Starting a business can be an interesting and daunting prospect in the beginning. On the one hand, the potential for financial success is immense. On the other hand, incorporation can be a time-consuming process, and there are a variety of legal requirements to meet. Here are some of the pros and cons of incorporating your business:

  • Pros: When you decide to incorporate a business, there are many pros that come with the decision. These include:
  1. Increased legal protection: When you incorporate a business, you create a separate legal entity that is legally protected from personal debts and lawsuits.
  2. Tax Advantages: In most cases, incorporating a business provides significant tax advantages, including reducing your overall federal income taxes and allowing you to take advantage of deductions and credits that are specific to businesses.
  3. Improved communication and organizational skills: When you incorporate, you establish clear lines of authority and responsibility within your organization. This can help ensure efficient operations while avoiding potential conflicts.
  4. Additional resources: When incorporated, businesses often have access to other financial resources – such as capital markets – that can be helpful in expanding their operations.
  • Cons: When starting a business, there are many benefits and drawbacks to incorporation. Here are some of the cons of incorporating your company:
  1. You’ll need more money to start up: The cost of incorporating a business can be expensive, and you’ll need to come up with a down payment.
  2. You may have less control: When you incorporate, your company becomes an official entity with its own legal rights and responsibilities. This means that if you get sued or your business fails, it will be harder to get out of trouble or make changes.
  3. Your taxes will increase: When you incorporate, you’re considered an individual taxpayer, which means your income and taxes will be based on your personal income rather than your company’s income.

How to Choose the Right Corporation Structure for Your Business

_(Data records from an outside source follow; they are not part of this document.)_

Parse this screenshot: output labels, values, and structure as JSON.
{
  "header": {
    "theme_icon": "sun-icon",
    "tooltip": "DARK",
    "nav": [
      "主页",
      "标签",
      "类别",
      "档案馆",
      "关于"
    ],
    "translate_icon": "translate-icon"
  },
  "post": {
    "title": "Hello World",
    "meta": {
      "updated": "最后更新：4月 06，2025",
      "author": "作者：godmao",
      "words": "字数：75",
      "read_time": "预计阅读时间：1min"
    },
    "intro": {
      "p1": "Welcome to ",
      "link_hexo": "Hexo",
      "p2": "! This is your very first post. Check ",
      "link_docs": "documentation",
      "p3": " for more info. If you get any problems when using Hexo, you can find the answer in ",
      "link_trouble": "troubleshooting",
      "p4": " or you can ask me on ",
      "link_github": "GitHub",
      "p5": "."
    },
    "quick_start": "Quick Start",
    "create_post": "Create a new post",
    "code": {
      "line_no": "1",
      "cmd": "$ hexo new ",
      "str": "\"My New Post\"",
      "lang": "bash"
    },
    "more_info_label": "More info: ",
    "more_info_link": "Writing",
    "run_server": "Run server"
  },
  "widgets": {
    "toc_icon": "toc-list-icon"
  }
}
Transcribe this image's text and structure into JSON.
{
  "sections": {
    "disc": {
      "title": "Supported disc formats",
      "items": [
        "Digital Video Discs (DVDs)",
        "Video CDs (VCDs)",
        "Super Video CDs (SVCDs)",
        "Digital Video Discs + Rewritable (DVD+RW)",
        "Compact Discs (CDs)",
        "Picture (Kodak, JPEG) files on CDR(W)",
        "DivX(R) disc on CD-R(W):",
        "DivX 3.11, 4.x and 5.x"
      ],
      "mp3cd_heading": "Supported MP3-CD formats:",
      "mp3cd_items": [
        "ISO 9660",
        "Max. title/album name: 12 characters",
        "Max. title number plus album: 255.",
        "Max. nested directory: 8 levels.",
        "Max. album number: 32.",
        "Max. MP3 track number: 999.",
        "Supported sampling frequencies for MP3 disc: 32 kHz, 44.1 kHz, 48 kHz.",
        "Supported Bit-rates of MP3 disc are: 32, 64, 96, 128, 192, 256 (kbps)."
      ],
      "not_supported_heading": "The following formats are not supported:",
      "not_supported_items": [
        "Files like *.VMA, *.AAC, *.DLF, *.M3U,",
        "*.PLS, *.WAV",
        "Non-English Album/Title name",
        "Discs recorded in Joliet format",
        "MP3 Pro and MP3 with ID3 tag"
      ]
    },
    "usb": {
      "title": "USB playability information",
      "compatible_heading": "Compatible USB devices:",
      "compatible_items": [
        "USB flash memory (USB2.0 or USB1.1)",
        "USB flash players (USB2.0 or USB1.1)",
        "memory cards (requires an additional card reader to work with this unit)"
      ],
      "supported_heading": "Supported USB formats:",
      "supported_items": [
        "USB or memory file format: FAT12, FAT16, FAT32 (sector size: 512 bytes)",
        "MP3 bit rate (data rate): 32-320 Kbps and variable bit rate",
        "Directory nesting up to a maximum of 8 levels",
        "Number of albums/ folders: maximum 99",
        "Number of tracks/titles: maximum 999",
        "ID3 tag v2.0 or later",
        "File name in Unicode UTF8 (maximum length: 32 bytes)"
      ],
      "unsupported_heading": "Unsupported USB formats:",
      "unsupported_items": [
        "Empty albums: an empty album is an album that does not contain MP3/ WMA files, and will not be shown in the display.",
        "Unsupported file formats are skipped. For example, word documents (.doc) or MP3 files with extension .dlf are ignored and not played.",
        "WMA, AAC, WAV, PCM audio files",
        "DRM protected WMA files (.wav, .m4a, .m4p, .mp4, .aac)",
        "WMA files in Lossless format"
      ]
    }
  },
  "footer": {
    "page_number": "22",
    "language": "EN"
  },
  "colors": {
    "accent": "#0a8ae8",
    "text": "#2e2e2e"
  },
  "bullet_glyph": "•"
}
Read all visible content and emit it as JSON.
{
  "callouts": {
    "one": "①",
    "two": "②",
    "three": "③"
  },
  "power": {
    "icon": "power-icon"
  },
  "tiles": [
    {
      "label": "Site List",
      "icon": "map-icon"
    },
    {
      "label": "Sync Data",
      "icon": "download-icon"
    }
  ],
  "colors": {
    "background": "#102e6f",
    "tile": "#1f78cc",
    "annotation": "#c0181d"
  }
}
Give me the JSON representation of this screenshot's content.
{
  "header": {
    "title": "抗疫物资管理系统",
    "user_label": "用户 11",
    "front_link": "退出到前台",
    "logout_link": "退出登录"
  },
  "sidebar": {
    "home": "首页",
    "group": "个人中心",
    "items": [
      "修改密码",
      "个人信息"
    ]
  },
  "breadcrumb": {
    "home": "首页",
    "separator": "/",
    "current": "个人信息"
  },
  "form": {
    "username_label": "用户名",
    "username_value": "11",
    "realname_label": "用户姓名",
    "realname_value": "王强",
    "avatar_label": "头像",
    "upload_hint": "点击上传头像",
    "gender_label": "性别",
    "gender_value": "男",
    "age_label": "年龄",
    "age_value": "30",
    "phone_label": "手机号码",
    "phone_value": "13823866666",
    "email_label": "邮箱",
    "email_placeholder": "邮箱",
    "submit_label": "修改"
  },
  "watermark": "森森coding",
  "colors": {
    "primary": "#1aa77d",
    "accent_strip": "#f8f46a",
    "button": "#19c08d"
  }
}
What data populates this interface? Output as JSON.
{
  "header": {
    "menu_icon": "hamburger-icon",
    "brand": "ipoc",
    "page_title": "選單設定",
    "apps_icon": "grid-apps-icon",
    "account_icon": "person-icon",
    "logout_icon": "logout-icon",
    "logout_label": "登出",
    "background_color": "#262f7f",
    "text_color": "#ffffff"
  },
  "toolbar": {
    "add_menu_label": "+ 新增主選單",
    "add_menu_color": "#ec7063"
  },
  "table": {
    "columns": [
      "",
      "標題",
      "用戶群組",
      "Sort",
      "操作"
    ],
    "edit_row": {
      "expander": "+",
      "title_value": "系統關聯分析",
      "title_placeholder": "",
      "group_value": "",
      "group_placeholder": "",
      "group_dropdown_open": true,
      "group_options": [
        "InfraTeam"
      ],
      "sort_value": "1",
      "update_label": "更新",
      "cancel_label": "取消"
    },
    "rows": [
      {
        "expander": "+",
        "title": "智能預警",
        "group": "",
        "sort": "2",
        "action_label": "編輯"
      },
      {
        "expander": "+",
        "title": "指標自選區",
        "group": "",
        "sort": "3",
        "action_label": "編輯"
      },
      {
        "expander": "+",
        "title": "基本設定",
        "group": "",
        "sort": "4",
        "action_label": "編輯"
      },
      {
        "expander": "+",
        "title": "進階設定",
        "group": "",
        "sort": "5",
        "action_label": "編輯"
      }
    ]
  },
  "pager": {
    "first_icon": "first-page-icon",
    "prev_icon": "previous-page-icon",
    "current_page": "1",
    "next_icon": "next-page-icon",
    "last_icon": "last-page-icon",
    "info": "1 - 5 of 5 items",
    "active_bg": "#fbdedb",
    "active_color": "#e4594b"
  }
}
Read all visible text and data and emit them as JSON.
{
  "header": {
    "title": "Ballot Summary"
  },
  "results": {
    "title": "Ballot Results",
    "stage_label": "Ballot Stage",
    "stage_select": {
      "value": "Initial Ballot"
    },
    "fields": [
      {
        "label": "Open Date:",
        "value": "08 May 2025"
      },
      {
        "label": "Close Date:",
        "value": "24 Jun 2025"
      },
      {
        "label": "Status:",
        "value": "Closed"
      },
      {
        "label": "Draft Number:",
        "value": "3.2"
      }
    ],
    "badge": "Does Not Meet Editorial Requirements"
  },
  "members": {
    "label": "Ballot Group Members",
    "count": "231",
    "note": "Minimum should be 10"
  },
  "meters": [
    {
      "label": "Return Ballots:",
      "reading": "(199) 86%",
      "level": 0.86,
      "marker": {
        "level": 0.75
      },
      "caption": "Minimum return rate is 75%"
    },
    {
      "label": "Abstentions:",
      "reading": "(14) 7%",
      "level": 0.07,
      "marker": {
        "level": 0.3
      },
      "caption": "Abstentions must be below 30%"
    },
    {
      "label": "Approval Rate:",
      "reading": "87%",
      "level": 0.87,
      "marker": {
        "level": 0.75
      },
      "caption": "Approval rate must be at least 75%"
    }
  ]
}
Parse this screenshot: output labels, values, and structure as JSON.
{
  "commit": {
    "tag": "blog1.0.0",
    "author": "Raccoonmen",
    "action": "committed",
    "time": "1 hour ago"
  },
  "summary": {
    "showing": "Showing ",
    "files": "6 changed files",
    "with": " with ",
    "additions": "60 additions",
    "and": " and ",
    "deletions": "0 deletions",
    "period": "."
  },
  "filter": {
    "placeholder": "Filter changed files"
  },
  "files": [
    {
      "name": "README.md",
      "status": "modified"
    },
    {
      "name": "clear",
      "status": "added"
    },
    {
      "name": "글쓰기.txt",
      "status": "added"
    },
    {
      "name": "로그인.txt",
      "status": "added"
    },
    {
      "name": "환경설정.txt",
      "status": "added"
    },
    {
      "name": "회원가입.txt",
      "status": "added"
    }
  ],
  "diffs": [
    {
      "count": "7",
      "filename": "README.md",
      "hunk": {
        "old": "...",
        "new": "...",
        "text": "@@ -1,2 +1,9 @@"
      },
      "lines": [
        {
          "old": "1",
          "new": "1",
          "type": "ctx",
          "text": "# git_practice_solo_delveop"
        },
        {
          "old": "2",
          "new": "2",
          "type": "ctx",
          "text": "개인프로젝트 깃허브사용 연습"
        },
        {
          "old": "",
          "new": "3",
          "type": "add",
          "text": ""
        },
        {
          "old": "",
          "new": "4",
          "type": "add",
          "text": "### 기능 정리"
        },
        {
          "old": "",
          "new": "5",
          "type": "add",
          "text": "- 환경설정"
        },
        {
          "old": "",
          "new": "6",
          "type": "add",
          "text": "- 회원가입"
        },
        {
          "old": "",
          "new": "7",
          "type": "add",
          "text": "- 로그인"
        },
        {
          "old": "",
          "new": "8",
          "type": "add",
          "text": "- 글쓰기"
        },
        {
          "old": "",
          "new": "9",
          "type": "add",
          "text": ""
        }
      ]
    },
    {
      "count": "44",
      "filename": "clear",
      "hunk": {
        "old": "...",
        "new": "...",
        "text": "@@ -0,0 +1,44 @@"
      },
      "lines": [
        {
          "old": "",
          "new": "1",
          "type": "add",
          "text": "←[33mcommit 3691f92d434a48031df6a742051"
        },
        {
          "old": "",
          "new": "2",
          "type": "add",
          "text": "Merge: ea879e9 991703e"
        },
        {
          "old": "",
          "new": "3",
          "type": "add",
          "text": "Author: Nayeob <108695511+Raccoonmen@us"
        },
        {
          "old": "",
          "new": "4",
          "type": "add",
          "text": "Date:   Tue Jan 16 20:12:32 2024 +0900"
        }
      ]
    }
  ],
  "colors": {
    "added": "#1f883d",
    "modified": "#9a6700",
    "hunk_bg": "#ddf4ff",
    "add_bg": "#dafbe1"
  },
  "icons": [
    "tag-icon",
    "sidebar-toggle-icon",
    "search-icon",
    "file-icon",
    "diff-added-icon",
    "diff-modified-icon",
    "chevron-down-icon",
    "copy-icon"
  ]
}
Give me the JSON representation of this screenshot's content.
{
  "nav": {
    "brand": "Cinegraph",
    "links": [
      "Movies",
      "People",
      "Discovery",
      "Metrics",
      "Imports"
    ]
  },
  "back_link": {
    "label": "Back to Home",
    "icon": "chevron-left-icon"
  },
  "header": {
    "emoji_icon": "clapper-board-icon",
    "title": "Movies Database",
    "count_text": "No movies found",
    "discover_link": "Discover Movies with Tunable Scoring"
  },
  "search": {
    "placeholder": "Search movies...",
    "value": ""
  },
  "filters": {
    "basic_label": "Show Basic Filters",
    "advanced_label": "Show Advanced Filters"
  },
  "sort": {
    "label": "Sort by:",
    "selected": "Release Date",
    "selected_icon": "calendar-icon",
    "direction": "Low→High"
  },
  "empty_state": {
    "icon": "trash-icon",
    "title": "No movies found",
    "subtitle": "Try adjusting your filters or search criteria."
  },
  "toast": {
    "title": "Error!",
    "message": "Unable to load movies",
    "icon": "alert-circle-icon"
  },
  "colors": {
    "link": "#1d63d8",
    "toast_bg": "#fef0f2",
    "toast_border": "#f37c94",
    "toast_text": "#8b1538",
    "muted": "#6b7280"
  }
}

When starting a business, it’s important to choose the right corporate structure. There are many different types of corporations available to businesses, each with its own set of benefits and drawbacks. Here are eight key factors to consider when choosing a corporation:

  1. Business Size: A small business can benefit from being incorporated as a sole proprietorship or a partnership, while larger businesses may want to consider incorporation as a C corporation, S corporation, or LLC.
  2. Taxation: Corporations can take advantage of various tax breaks, including reduced income taxes and depreciation allowances for equipment.
  3. Ownership Structure: A sole proprietorship is owned by one person, while a partnership is owned by two or more people. A corporation is typically owned by shareholders who are either individual investors or institutional investors (such as pension funds).


There are five big disadvantages to incorporating a business. First, incorporating can be expensive and time-consuming. Second, incorporation can increase the legal risk for a business. Third, incorporation can limit the ability to raise capital. Fourth, incorporation can create administrative headaches. Fifth, incorporation may not provide all the benefits that a business desires, such as increased public visibility and access to resources.

Each of these has its own unique set of challenges that must be faced when starting a business. For example, filing taxes as a corporation can be complicated and time-consuming and may require the hiring of an accountant. Similarly, having a liability attached to your company name can risk your business if something goes wrong.